First sentence: As I walk'd through the wilderness of this world, I lighted on a certain place, where was a Denn; And I laid me down in that place to sleep: And as I slept I dreamed a dream.
Premise/plot: The first part of The Pilgrim's Progress concerns Christian and his journey--his pilgrimage. The first book opens with him greatly grieving his sins and desperate for answers on how to rid himself of the burden on his back. His family, his neighbors, his friends no nothing of this burden, this weight. They're thinking: CHRISTIAN HAS LOST HIS MIND. WHAT HAPPENED TO HIM? The time has come for Christian to decide between the old and the new, to count the cost, if you will. He decides to go on a quest, to find relief or deliverance. He's soon directed to the wicket gate and the narrow path within. But his journey won't be quick and easy and painless. It won't be a path leading to health, wealth, fame, and happiness. It won't be a comfortable path, a take-it-easy path, a this-is-your-best-life path. It will have hills and valleys and DITCHES. He'll have to FIGHT for every step and breath. There'll be plenty of blessed moments on this path. He'll find close friends--Faithful and Hopeful. He'll learn A LOT from the people he meets--the guides and porters and watchmen. He'll learn even from his enemies. There's not a dull moment on the way. The second part of The Pilgrim's Progress concerns Christian's wife, Christiana, and their four children: Matthew, Samuel, Joseph, and James. Mercie joins them from the start. And they are led by a conductor, Greatheart. Her journey is not the exact same as her husbands. Some familiar places are revisited--old friends are met again. But Bunyan uses this second book to further his instruction.

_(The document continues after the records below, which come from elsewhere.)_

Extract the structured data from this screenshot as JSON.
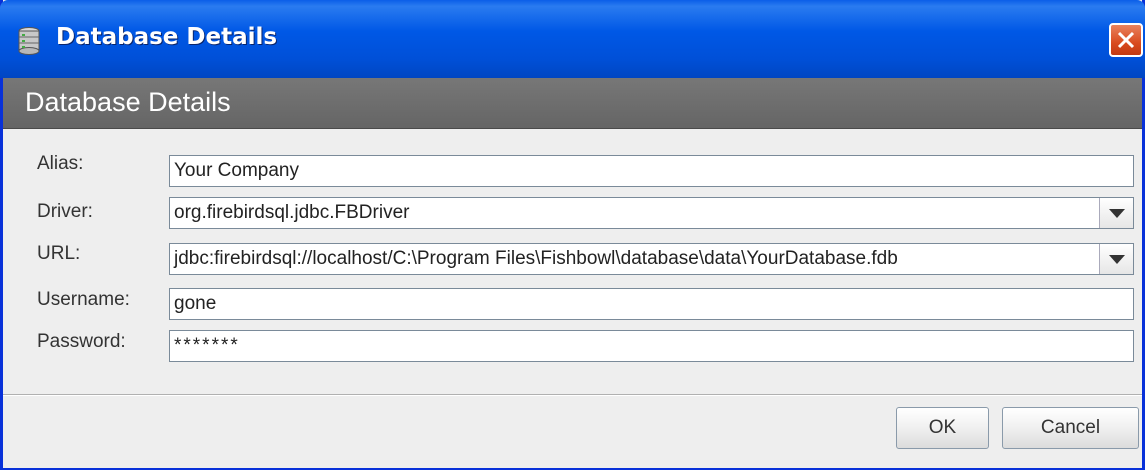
{
  "window": {
    "title": "Database Details",
    "icon": "database-icon",
    "close_icon": "close-icon"
  },
  "header": {
    "title": "Database Details"
  },
  "form": {
    "alias": {
      "label": "Alias:",
      "value": "Your Company"
    },
    "driver": {
      "label": "Driver:",
      "value": "org.firebirdsql.jdbc.FBDriver"
    },
    "url": {
      "label": "URL:",
      "value": "jdbc:firebirdsql://localhost/C:\\Program Files\\Fishbowl\\database\\data\\YourDatabase.fdb"
    },
    "username": {
      "label": "Username:",
      "value": "gone"
    },
    "password": {
      "label": "Password:",
      "value": "*******"
    }
  },
  "buttons": {
    "ok": "OK",
    "cancel": "Cancel"
  },
  "colors": {
    "titlebar": "#0054e3",
    "header": "#6e6e6e",
    "close": "#d94b1f"
  }
}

Both books are allegories. Both are "dreams" the author had. Both are definitely didactic in nature. But didactic in a creative way. I've about determined that my Pilgrim's Progress name would be Reads-all-hours.
My thoughts: Pilgrim's Progress remains relevant. I think every generation could learn something from this one, if they'd make the attempt. It might take reading it with open minds and an awareness of what is at stake--then and now. It is a book of IDEAS.
For example, early in the book there's an exchange between Pliable and Christian.
Pliable: And do you think that the words of your Book are certainly true?Isn't this question and answer still relevant today?! Aren't Christians still doing battle for God's Word?
Christian: Yes verily, for it was made by him that cannot lye.
To go back is nothing but death, to go forward is fear of death, and life everlasting beyond it. I will yet go forward. (36)
Therefore thought I, what God says, is best, though all the men in the world are against it. (60)
© Becky Laney of Operation Actually Read Bible